■ **TASK STATEMENT**
Determine the count of lines in the data below that include the word "address", and give nothing besides it.

[[ RECORDS PROVIDED, beginning ]]

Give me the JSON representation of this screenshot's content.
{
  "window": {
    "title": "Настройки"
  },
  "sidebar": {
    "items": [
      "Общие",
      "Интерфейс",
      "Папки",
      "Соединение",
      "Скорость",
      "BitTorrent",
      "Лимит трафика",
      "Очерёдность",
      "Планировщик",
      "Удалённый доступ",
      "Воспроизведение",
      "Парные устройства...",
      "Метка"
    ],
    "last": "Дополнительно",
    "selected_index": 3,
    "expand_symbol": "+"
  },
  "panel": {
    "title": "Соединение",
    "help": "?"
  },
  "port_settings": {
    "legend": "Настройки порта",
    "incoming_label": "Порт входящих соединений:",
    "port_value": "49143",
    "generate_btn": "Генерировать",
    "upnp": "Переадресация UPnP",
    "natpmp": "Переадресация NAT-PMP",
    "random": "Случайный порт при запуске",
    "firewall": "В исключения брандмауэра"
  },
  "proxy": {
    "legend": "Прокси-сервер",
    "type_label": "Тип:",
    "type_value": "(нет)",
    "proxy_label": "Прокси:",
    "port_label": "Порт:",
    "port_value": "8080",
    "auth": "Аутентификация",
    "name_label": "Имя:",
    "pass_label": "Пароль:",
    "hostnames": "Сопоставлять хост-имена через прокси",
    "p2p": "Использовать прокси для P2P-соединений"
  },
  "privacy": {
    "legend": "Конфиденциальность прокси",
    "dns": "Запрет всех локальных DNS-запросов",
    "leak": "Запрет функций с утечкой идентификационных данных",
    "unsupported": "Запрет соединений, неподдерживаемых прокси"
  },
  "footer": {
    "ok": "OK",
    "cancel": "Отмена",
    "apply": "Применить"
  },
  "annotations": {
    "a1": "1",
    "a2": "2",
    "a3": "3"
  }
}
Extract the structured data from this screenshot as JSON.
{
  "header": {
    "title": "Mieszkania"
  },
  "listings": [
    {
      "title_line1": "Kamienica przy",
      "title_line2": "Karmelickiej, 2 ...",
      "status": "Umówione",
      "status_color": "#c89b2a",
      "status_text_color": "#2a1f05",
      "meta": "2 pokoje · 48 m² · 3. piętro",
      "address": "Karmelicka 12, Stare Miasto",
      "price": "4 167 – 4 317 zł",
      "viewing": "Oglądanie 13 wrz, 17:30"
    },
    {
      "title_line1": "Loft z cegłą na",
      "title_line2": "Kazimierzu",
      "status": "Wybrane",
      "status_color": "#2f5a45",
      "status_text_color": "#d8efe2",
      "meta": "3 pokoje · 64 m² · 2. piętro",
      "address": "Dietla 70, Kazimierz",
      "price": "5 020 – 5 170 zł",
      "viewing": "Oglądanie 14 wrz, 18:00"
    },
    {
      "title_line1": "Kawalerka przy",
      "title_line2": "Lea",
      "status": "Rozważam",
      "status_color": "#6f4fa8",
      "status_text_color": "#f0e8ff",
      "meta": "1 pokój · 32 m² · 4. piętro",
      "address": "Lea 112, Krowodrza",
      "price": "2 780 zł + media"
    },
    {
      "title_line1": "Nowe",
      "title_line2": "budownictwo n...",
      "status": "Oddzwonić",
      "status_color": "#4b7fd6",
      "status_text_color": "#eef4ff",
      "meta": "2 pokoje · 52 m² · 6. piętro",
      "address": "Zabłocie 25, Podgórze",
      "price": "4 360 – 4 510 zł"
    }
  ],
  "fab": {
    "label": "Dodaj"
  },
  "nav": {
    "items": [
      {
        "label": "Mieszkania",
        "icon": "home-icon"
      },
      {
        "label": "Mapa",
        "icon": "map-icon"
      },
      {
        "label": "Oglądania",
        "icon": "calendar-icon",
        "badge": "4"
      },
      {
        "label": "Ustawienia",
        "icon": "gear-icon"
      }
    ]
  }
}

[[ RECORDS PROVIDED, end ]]
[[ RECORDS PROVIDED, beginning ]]

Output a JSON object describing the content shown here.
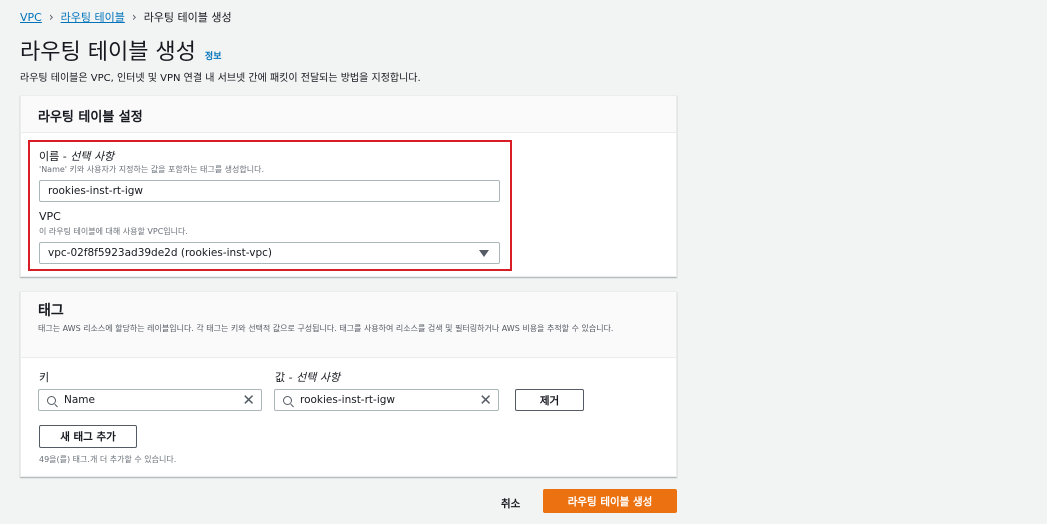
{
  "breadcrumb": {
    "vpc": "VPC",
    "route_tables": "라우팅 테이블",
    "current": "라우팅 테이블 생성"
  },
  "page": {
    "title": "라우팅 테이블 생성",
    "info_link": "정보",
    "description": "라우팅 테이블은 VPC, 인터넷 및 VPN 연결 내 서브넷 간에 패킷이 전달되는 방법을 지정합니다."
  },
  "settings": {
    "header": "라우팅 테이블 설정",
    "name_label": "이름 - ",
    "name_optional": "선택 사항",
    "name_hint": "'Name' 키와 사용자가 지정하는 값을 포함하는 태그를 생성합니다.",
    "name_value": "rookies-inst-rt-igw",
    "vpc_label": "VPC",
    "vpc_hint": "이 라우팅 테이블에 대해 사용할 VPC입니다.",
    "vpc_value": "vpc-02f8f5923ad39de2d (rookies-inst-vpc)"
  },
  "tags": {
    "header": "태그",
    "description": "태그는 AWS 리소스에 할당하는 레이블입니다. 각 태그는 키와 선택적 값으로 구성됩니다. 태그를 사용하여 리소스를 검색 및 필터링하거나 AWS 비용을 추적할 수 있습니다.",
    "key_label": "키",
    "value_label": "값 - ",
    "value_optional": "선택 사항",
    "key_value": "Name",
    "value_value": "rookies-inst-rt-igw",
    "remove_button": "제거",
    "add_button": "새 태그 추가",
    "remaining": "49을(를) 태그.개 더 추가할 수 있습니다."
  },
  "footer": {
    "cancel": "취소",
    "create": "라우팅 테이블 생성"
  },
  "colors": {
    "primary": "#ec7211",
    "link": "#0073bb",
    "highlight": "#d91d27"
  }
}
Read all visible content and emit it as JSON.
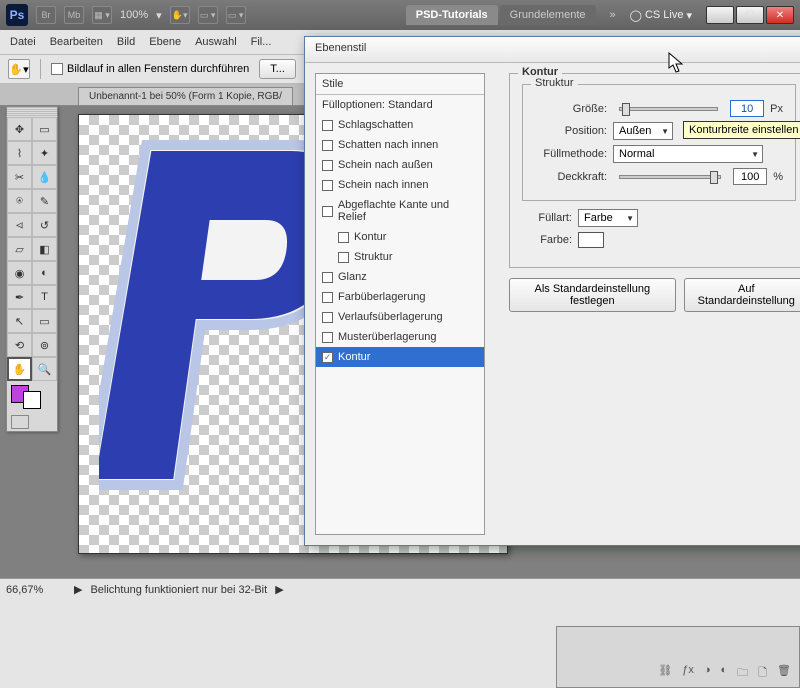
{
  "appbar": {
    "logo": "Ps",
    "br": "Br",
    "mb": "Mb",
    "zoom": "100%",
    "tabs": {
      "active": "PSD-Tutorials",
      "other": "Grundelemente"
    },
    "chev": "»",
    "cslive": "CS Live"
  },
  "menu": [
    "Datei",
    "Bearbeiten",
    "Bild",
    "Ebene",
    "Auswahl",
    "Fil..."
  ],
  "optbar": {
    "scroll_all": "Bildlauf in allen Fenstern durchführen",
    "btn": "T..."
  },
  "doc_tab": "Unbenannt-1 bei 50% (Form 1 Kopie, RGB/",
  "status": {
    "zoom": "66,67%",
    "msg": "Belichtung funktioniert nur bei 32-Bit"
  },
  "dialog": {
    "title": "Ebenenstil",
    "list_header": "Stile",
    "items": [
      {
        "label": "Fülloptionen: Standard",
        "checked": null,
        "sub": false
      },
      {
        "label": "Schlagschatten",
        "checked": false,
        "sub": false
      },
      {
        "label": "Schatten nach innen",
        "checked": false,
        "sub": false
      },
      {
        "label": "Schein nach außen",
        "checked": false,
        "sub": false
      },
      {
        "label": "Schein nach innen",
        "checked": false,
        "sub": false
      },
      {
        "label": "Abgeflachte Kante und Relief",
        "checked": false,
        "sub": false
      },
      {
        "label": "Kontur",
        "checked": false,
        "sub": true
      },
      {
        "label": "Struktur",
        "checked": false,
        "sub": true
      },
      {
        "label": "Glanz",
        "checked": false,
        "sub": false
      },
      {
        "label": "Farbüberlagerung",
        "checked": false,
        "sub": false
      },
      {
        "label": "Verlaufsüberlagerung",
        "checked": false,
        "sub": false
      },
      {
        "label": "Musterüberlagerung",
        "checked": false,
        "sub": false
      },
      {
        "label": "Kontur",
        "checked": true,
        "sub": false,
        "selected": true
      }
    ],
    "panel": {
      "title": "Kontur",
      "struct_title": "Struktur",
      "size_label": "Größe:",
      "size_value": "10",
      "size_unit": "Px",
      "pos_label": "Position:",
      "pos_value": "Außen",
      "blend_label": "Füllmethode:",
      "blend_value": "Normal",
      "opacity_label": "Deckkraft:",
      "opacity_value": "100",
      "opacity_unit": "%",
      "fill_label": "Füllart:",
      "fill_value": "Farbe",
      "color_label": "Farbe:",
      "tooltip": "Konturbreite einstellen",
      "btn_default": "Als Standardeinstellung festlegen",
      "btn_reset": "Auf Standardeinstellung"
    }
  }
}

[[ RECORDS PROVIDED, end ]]
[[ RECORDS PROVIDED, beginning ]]

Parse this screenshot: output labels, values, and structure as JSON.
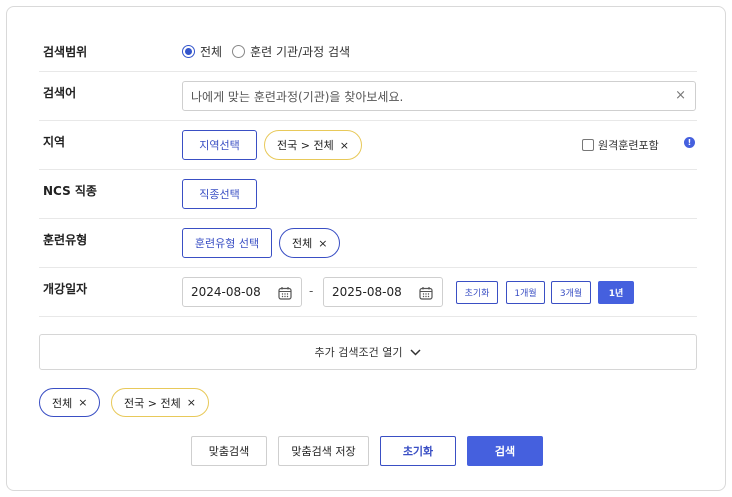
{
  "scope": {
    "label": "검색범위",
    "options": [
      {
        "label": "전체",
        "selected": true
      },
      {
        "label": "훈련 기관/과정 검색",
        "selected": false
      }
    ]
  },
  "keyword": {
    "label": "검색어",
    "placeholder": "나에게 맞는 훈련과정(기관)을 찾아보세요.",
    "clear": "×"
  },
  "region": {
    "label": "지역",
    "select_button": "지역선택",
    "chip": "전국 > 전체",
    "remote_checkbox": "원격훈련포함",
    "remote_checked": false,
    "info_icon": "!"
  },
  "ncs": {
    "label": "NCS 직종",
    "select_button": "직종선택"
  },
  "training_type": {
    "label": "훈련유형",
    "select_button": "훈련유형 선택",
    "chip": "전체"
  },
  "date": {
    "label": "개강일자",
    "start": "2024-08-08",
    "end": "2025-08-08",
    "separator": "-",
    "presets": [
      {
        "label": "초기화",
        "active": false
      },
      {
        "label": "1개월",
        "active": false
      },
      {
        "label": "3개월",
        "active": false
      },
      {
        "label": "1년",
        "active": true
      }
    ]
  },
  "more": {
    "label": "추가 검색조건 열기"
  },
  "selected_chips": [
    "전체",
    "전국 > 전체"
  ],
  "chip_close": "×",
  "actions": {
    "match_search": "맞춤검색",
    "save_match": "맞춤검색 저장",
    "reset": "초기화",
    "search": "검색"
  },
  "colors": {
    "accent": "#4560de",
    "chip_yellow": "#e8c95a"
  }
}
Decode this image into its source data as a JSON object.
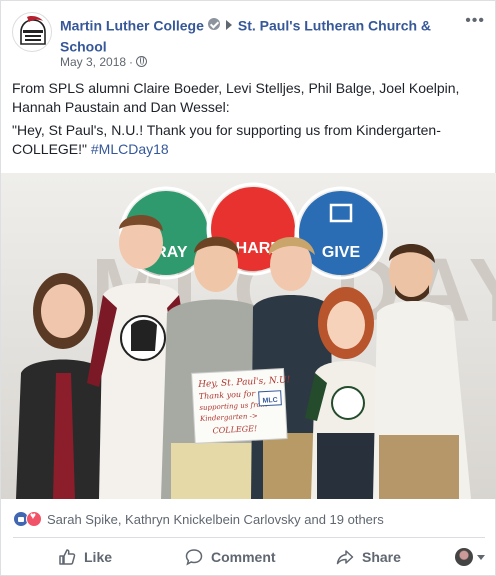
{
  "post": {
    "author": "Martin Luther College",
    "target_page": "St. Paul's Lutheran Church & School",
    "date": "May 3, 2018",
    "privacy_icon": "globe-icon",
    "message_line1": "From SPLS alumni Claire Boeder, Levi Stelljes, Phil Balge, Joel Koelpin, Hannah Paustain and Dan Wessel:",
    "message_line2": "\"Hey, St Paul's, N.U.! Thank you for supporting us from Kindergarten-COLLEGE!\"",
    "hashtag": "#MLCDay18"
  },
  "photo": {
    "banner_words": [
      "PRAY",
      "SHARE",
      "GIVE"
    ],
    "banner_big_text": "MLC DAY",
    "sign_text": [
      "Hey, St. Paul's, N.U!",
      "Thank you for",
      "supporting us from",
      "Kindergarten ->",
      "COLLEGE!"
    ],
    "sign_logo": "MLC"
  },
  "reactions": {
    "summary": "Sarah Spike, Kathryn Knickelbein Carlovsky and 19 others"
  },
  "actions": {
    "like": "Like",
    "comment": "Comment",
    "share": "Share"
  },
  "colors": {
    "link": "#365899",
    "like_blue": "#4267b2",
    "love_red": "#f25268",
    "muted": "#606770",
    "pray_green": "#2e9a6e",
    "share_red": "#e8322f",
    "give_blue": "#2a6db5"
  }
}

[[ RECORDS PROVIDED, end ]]

■ **ANSWER TO THIS PROBLEM**
4